Benefits of Condition Monitoring
Condition monitoring is part of Mining 4.0, the transformation driven by the adoption of automation and digital technologies. Mining 4.0 inherently supports the infrastructure and process requirements for condition monitoring systems. Specifically, Mining 4.0 will facilitate capabilities such as digitisation, automation, analytics, artificial intelligence and machine learning, establishing a powerful foundation for proactive maintenance solutions and innovation.
Technology and proactive maintenance benefits have the potential to transform mining operations, starting with condition monitoring. In addition to managing and minimising the impact of failures, mitigating downtime and reducing maintenance costs, condition monitoring systems also help to increase worker safety, reduce energy consumption and meet environmental requirements.
These benefits unleash the significant potential for radical and positive changes in mining operations. All condition monitoring systems, however, vary in scope and effectiveness, so proper selection of a design and enablement provider with full-scale capabilities and proven expertise can impact outcomes significantly.
Innovation Beyond Technology
While innovation and transformation hold great potential, mining companies must go beyond reducing maintenance costs and implementing technology solutions. Companies must work differently and work smarter to capitalise on the full potential of digital technologies and holistic data strategies that deliver operation-wide benefits. For successful adoption, overcoming internal organisational barriers and cultural challenges to digital adoption is equally essential.
To reduce pressure on capital-intense mining operations, condition monitoring solutions can be “self-funding” initiatives on the journey toward Mining 4.0 as operational benefits of condition monitoring are realised progressively from the early stages of implementation.
The way forward for mining companies is clear -- and full of promise. As the world increasingly relies on mining to produce the minerals needed for green energy, innovative mining leaders will usher in an era of profound global transformation that ultimately benefits us all.

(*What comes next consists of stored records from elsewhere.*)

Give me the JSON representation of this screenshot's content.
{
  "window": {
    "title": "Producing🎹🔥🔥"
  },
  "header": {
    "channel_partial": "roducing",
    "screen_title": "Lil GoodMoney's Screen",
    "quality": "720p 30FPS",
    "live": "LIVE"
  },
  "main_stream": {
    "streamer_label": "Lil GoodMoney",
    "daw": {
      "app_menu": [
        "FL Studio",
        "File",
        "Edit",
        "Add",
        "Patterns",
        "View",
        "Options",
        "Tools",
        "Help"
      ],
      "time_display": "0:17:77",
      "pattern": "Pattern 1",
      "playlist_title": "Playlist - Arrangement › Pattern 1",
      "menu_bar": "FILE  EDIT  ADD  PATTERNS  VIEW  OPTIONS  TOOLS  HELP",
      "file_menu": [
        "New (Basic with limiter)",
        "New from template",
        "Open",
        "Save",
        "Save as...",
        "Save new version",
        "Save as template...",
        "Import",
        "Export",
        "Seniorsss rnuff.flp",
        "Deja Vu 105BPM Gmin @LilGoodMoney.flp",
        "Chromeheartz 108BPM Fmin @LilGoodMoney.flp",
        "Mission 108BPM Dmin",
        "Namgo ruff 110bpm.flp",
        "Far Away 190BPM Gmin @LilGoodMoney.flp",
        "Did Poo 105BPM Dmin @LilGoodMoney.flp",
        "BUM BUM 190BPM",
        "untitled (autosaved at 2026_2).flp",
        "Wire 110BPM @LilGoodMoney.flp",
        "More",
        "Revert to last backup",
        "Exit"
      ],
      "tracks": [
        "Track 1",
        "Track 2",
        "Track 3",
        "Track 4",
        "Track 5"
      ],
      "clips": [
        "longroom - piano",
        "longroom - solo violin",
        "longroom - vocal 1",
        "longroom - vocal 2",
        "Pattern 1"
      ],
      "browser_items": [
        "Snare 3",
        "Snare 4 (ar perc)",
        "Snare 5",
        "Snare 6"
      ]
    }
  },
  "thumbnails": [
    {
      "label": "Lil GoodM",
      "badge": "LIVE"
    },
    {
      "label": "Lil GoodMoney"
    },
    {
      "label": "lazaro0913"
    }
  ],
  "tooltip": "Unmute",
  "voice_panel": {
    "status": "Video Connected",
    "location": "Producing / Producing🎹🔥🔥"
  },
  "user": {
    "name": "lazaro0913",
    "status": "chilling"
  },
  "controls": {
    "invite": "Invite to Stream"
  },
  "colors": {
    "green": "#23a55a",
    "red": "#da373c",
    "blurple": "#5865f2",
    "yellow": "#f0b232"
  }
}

To learn more about condition monitoring systems in mining operations, please reach out to speak with one of us or another experienced professional at Baker Hughes